Assignment >>
Wherever a line in the records below contains "true", copy that line.

Given entries >>
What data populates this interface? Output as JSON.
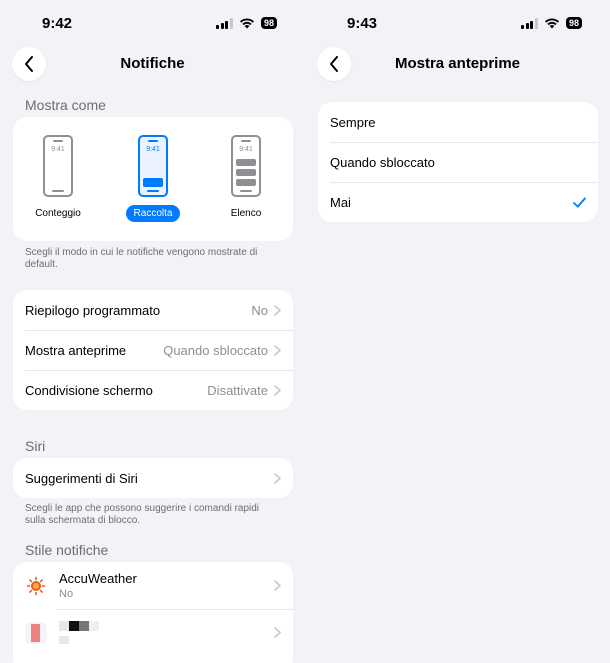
{
  "left": {
    "status": {
      "time": "9:42",
      "battery": "98"
    },
    "nav": {
      "title": "Notifiche"
    },
    "display_section": {
      "header": "Mostra come",
      "options": [
        {
          "label": "Conteggio",
          "phone_time": "9:41",
          "selected": false
        },
        {
          "label": "Raccolta",
          "phone_time": "9:41",
          "selected": true
        },
        {
          "label": "Elenco",
          "phone_time": "9:41",
          "selected": false
        }
      ],
      "footnote": "Scegli il modo in cui le notifiche vengono mostrate di default."
    },
    "settings_rows": [
      {
        "label": "Riepilogo programmato",
        "value": "No"
      },
      {
        "label": "Mostra anteprime",
        "value": "Quando sbloccato"
      },
      {
        "label": "Condivisione schermo",
        "value": "Disattivate"
      }
    ],
    "siri_section": {
      "header": "Siri",
      "row_label": "Suggerimenti di Siri",
      "footnote": "Scegli le app che possono suggerire i comandi rapidi sulla schermata di blocco."
    },
    "style_section": {
      "header": "Stile notifiche",
      "apps": [
        {
          "name": "AccuWeather",
          "status": "No",
          "icon": "accuweather-sun-icon",
          "icon_color": "#f15a24"
        },
        {
          "name": "",
          "status": "",
          "icon": "pixelated-app-icon",
          "icon_color": "#f08080"
        }
      ]
    }
  },
  "right": {
    "status": {
      "time": "9:43",
      "battery": "98"
    },
    "nav": {
      "title": "Mostra anteprime"
    },
    "options": [
      {
        "label": "Sempre",
        "checked": false
      },
      {
        "label": "Quando sbloccato",
        "checked": false
      },
      {
        "label": "Mai",
        "checked": true
      }
    ]
  },
  "colors": {
    "accent": "#007aff",
    "background": "#f2f2f7",
    "secondary_text": "#8e8e93"
  }
}
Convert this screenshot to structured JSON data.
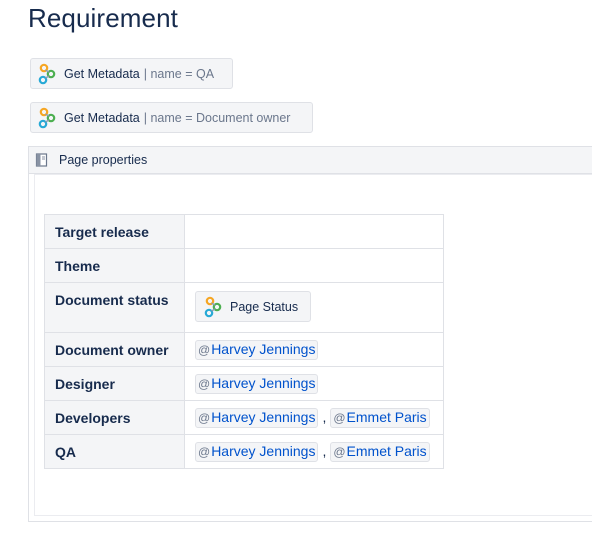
{
  "page": {
    "title": "Requirement"
  },
  "macros": [
    {
      "name": "Get Metadata",
      "params": "| name = QA",
      "icon": "metadata-plugin-icon"
    },
    {
      "name": "Get Metadata",
      "params": "| name = Document owner",
      "icon": "metadata-plugin-icon"
    }
  ],
  "page_properties": {
    "header_label": "Page properties",
    "header_icon": "book-icon",
    "rows": [
      {
        "key": "Target release",
        "values": []
      },
      {
        "key": "Theme",
        "values": []
      },
      {
        "key": "Document status",
        "macro_label": "Page Status"
      },
      {
        "key": "Document owner",
        "values": [
          "Harvey Jennings"
        ]
      },
      {
        "key": "Designer",
        "values": [
          "Harvey Jennings"
        ]
      },
      {
        "key": "Developers",
        "values": [
          "Harvey Jennings",
          "Emmet Paris"
        ]
      },
      {
        "key": "QA",
        "values": [
          "Harvey Jennings",
          "Emmet Paris"
        ]
      }
    ],
    "mention_prefix": "@",
    "separator": ","
  },
  "colors": {
    "text": "#172b4d",
    "link": "#0052cc",
    "macro_bg": "#f4f5f7",
    "border": "#dfe1e6",
    "icon_orange": "#f6a623",
    "icon_green": "#4caf50",
    "icon_teal": "#26a9d6"
  }
}
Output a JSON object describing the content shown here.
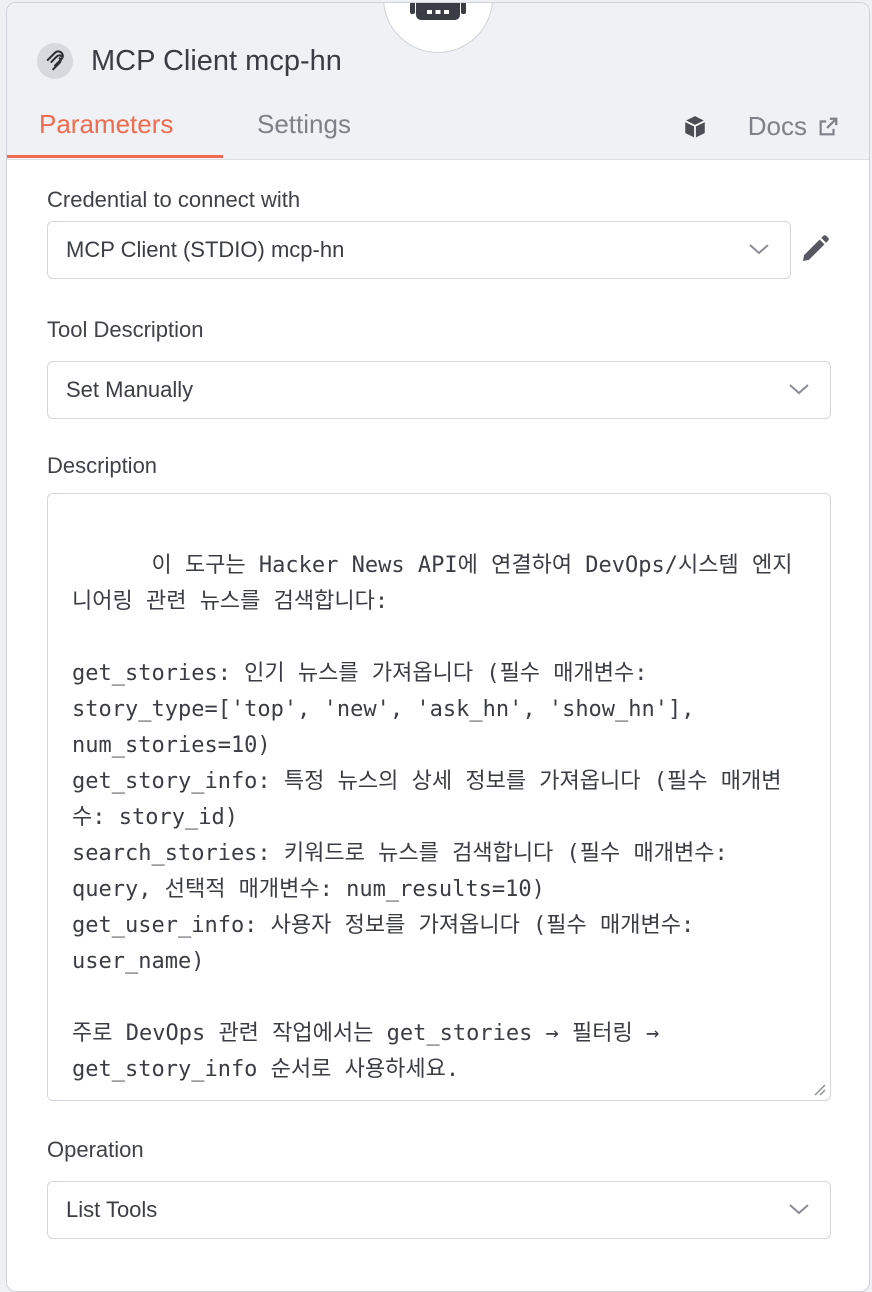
{
  "node": {
    "title": "MCP Client mcp-hn"
  },
  "tabs": [
    {
      "label": "Parameters",
      "active": true
    },
    {
      "label": "Settings",
      "active": false
    }
  ],
  "docs": {
    "label": "Docs"
  },
  "fields": {
    "credential": {
      "label": "Credential to connect with",
      "value": "MCP Client (STDIO) mcp-hn"
    },
    "tool_description": {
      "label": "Tool Description",
      "value": "Set Manually"
    },
    "description": {
      "label": "Description",
      "value": "이 도구는 Hacker News API에 연결하여 DevOps/시스템 엔지니어링 관련 뉴스를 검색합니다:\n\nget_stories: 인기 뉴스를 가져옵니다 (필수 매개변수: story_type=['top', 'new', 'ask_hn', 'show_hn'], num_stories=10)\nget_story_info: 특정 뉴스의 상세 정보를 가져옵니다 (필수 매개변수: story_id)\nsearch_stories: 키워드로 뉴스를 검색합니다 (필수 매개변수: query, 선택적 매개변수: num_results=10)\nget_user_info: 사용자 정보를 가져옵니다 (필수 매개변수: user_name)\n\n주로 DevOps 관련 작업에서는 get_stories → 필터링 → get_story_info 순서로 사용하세요."
    },
    "operation": {
      "label": "Operation",
      "value": "List Tools"
    }
  },
  "icons": {
    "node": "mcp-icon",
    "badge": "robot-icon",
    "docs_cube": "cube-icon",
    "docs_external": "external-link-icon",
    "edit": "pencil-icon",
    "dropdown": "chevron-down-icon"
  },
  "colors": {
    "accent": "#ee6b4f",
    "header_bg": "#eff1f5",
    "text": "#3a3d44",
    "muted": "#7e8188"
  }
}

Expected answer >>
          "selected": true
        "checked": true
      "active": true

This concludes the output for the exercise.